Similarly, are you making it a point to review your organization’s workflows? Specifically, do you have a handle on where all your information comes from, where it needs to go, and how well it’s making that journey in terms of safety and efficiency? Such assessments can help to identify and unblock clogs that keep your organization from being able to capture, transform and manage patient data efficiently.
 

Privacy and security

With respect to these vitally important areas of your organization, here are some questions you can use to evaluate your privacy and security measures:

  • Are you locking down all workstations, printers and multifunction devices?
  • Are you leveraging up-to-date encryption and decryption capabilities for transmission and storage of PHI?
  • Do you conduct thorough and comprehensive annual risk assessments, including making actual hacking attempts based on real-life scenarios, on your data management systems and processes?
  • Do you make sure that your entire staff, from top-level executives to the maintenance staff, are trained and regularly updated on HIPAA requirements?
  • Do you partner with vendors whose patient data management processes meet HIPAA standards and guidelines?
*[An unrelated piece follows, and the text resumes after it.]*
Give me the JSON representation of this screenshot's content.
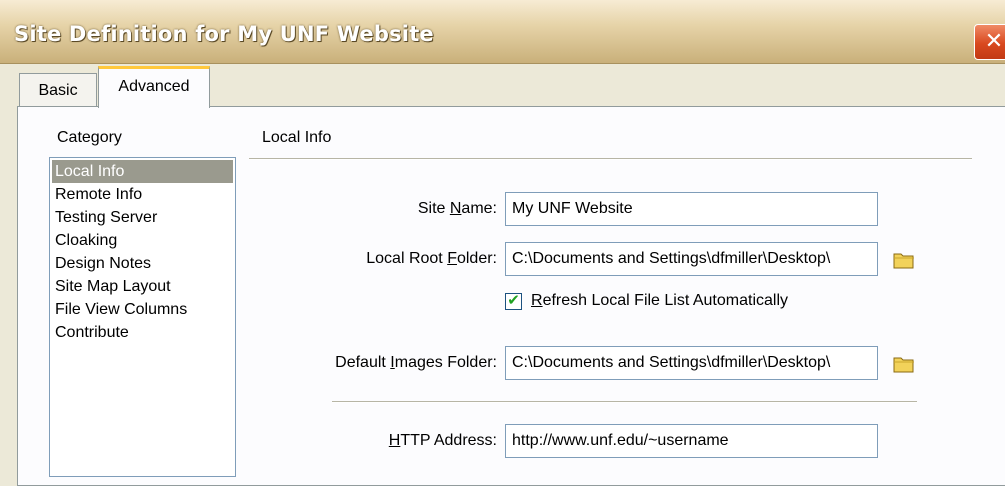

Asking questions like these can go a long way toward preventing unauthorized access to patient health information (PHI). Beyond that, they can also help protect your organization from the financial and damage to your reputation that can be wrought by a major security breach.

 

Patient experience

Last, but certainly not least, it’s important to try to provide the best patient experience possible. This can be greatly impacted by the quality of privacy and security and steps toward interoperability that your hospital is employing. On one hand, setting up measures to protect patient data and private information can help to improve patient experience if it is handled with care. However, if overlooked, data breaches and clunky workflows can quickly cast a negative perspective on the overall patient experience. With this in mind, it’s important to look at the patient touch points within your organization such as paper processes, charting and data entry to streamline and create a smoother experience.

Enhance your healthcare interoperability for better patient experiences

Improve the overall health of your organization by assessing your privacy, security, patient experience and interoperability efforts.
 
Ron Nielson
Ron Nielson, Vice President, Healthcare, Ricoh USA, Inc., is responsible for strategic direction and driving growth for Ricoh’s healthcare vertical while working with executive leadership on global healthcare initiatives. He brings more than 25 years of experience to the role with strong leadership skills and a strategic vision for identifying and understanding clients’ needs to ultimately ensure successful partnerships.